Sometimes I like to tell myself that I’m a grown up. It’s nice to hear because throughout my child and teenage years I always wished that I could just be a grown up already. That way I could do things like have my own apartment, get into an R rated movie at the theater, or go out with a bunch of friends and get hammered on sake bombs during happy hour. Now that I am a grown up, it feels good to remind myself that what I’ve been waiting for all that time has finally arrived.
But still sometimes being a grown up can become a monotonous routine of infinite responsibilities. It becomes overwhelming at times, drowning my child-like spunk in a pool of adulthood.
That is why I’m thankful for days like this one:
I was in the living room working on my homework, like a responsible grown up would (which is somewhat ironic because it is a responsibility that I have had since I was a child), when I heard a menacing roar from my stomach. Since I am a grown up, I decided to go into the kitchen and make myself a sandwich.
As I passed through the dining room, I noticed something unusual. All of the chairs were stationed in a circle and they were draped with blankets that came to a curious peak at the center, making it look as though there were a circus tent in my dining room.
I got down on my hands and knees to investigate. As I got closer to the opening, I could hear muffled noises and child-like giggles. My curiosity got the better of me and I had to find out what had invaded my dining room. I carefully poked my head under the blankets – all the while hoping it was not in fact a circus tent, as I am deathly afraid of clowns (and yes, it was a glorious triumph for me to even complete the above doodle, and when going through all of the doodles I scroll past this one as quickly as humanly, perhaps even more than humanly, possible).

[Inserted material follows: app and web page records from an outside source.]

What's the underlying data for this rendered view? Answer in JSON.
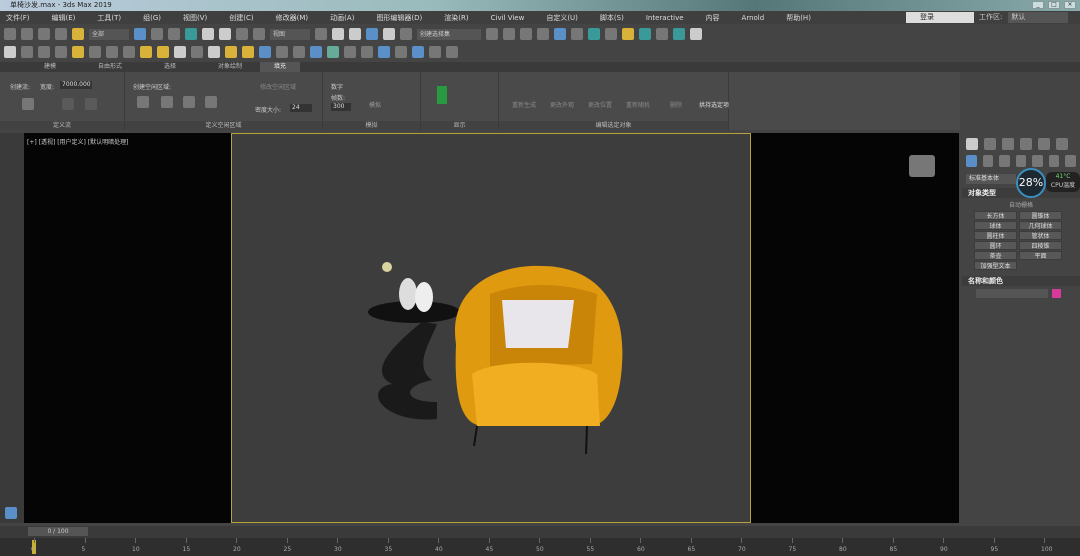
{
  "title": "单椅沙发.max - 3ds Max 2019",
  "menu": [
    "文件(F)",
    "编辑(E)",
    "工具(T)",
    "组(G)",
    "视图(V)",
    "创建(C)",
    "修改器(M)",
    "动画(A)",
    "图形编辑器(D)",
    "渲染(R)",
    "Civil View",
    "自定义(U)",
    "脚本(S)",
    "Interactive",
    "内容",
    "Arnold",
    "帮助(H)"
  ],
  "login": "登录",
  "workspace_label": "工作区:",
  "workspace_value": "默认",
  "toolbar": {
    "filter": "全部",
    "ref_coord": "视图",
    "selset": "创建选择集"
  },
  "ribbon_tabs": [
    "建模",
    "自由形式",
    "选择",
    "对象绘制",
    "填充"
  ],
  "ribbon": {
    "flow": {
      "title": "定义流",
      "create_flow": "创建流:",
      "width_label": "宽度:",
      "width_value": "7000.000"
    },
    "idle": {
      "title": "定义空闲区域",
      "create_idle": "创建空闲区域:",
      "dense": "密度大小:",
      "dense_value": "24",
      "edit": "修改空闲区域"
    },
    "sim": {
      "title": "模拟",
      "count": "数字",
      "frames": "帧数:",
      "frames_value": "300",
      "sim": "模拟"
    },
    "display": {
      "title": "显示"
    },
    "edit": {
      "title": "编辑选定对象",
      "items": [
        "重新生成",
        "更改外观",
        "更改位置",
        "重新随机",
        "删除",
        "拱持选定项"
      ]
    }
  },
  "viewport_label": "[+] [透视] [用户定义] [默认明暗处理]",
  "cmd": {
    "category": "标准基本体",
    "obj_type": "对象类型",
    "autogrid": "自动栅格",
    "buttons": [
      "长方体",
      "圆锥体",
      "球体",
      "几何球体",
      "圆柱体",
      "管状体",
      "圆环",
      "四棱锥",
      "茶壶",
      "平面",
      "加强型文本"
    ],
    "name_color": "名称和颜色",
    "color": "#d63a9a"
  },
  "cpu": {
    "percent": "28%",
    "temp": "41°C",
    "temp_label": "CPU温度"
  },
  "time": {
    "slider": "0 / 100",
    "ticks": [
      "0",
      "5",
      "10",
      "15",
      "20",
      "25",
      "30",
      "35",
      "40",
      "45",
      "50",
      "55",
      "60",
      "65",
      "70",
      "75",
      "80",
      "85",
      "90",
      "95",
      "100"
    ]
  }
}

This is what I found:
Breezy (also a grown up), kicked back on a mound of pillows, his legs crossed Indian style, and his hands resting casually behind his head. I looked around; my 23-year-old boyfriend had made the most elaborate blanket fort I had ever seen. Then I noticed what was causing the blankets to peak and look like a circus tent: a shiny metal pole.
“Is that my shower curtain rod?” I asked.
Apparently I had thus far been snooping unnoticed, because at the sound of my voice Breezy promptly kicked me out of the blanket fort that he had created, mumbling something about my not being invited.
After regaining my balance, I followed the advice of the great and talented rapper Jay-Z and dusted my shoulders off. Then I continued my quest to the kitchen. I was a grown up and Breezy was acting like a child.
But even after eating I still felt empty inside. I wanted an invitation into that blanket fort, and I wanted it badly. I looked over at my homework and tried to convince my grown up self to walk over and finish working on it, but my inner child ached for freedom, like a lion at the zoo aches to break out of his cage and maul the nearest tourist, and it begged me to find a way into that blanket fort.
So I got back down on my hands and knees and crawled my way back over to the opening in the blankets.
“Breezy?” I called. “Can I be invited into your fort?”
Breezy’s head popped out of the opening in the blankets and he stared at me like the guy with the creepy mustache in The Wizard of Oz when Dorothy and the gang try to get into the Emerald Palace. “What’s the password?” he asked, one eyebrow raising skeptically.
“Fuck,” I said, disappointed; I was not prepared to guess a password.
“That’s it!” Breezy replied, and he pulled back the blankets so that I could enter. I crawled into the blanket fort with him and stayed there all weekend while my inner child danced.
We didn’t even think of taking the fort down when we needed to shower, we just dealt with the mess instead. It was something our parents would have never allowed when we were children, but since we’re all grown up now we make our own rules.